> [THE PROBLEM]: Every line of the records below that has the word "Зоотовары" should be copied.

> [DATA EXCERPTS]:
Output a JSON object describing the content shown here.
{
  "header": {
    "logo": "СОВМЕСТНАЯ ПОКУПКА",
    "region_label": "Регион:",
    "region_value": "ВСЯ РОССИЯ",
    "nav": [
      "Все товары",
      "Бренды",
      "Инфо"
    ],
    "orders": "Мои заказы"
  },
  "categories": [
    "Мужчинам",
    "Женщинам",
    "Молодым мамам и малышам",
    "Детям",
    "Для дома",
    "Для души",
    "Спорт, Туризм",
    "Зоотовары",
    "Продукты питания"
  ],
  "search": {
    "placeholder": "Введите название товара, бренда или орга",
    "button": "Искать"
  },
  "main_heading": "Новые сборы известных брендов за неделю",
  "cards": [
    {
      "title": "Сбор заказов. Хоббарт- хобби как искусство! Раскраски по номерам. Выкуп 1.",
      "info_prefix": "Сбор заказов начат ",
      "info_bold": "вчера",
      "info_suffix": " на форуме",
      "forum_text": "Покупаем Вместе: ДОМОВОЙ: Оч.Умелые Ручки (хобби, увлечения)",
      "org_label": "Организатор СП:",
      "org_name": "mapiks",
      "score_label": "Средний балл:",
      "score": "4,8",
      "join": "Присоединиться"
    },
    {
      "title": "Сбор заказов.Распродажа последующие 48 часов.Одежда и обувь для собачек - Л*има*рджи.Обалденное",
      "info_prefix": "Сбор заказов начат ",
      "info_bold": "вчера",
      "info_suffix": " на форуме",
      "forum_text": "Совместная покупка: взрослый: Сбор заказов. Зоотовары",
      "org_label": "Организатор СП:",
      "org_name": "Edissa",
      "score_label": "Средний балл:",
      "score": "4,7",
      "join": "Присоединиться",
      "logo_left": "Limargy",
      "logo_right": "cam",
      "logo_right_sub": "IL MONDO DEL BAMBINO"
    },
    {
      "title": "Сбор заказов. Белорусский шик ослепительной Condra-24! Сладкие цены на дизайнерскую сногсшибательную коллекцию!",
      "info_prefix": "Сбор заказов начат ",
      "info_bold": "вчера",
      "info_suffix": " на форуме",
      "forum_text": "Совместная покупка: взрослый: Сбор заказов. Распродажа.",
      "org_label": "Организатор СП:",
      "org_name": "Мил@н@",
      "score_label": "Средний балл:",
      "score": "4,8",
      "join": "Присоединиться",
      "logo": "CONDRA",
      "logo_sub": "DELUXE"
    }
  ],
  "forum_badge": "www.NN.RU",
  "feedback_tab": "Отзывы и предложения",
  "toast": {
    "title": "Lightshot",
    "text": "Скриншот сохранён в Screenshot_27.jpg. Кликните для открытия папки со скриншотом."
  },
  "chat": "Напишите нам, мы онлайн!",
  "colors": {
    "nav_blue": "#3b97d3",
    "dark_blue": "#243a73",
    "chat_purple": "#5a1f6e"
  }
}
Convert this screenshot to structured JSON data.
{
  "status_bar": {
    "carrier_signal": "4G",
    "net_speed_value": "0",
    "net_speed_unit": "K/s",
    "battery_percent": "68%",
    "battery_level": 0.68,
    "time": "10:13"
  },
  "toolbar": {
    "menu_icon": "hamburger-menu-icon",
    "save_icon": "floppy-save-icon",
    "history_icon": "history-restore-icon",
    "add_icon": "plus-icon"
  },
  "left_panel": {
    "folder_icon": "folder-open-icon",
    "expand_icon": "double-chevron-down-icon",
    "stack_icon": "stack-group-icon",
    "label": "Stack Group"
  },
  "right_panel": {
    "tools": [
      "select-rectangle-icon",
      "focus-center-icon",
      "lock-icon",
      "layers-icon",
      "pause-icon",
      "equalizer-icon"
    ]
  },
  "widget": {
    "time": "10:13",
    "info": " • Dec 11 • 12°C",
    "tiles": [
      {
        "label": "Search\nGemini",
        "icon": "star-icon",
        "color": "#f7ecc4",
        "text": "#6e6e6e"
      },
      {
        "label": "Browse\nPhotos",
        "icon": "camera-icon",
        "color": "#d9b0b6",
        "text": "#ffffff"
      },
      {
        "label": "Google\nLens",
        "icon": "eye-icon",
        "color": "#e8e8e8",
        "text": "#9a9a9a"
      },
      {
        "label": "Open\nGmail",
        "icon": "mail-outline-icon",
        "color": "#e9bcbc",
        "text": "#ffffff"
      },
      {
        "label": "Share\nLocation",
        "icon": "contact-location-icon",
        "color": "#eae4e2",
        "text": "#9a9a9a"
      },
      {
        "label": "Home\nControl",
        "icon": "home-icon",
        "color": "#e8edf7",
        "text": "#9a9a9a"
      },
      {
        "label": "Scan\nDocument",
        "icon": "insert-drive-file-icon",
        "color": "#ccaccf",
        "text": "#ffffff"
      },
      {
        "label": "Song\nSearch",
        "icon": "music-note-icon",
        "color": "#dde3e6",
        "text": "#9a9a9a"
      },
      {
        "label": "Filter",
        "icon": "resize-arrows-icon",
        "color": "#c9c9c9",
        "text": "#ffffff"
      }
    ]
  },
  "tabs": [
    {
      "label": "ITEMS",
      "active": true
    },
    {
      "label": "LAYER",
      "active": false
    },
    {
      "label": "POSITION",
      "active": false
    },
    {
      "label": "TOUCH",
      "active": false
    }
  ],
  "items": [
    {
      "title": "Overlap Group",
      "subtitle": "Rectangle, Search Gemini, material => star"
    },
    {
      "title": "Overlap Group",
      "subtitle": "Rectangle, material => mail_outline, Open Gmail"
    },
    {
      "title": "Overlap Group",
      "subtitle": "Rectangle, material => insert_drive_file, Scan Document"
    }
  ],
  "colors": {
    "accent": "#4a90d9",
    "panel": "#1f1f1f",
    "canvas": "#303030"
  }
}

> [ANSWER TO THIS EXERCISE]:
    "Зоотовары",
      "forum_text": "Совместная покупка: взрослый: Сбор заказов. Зоотовары",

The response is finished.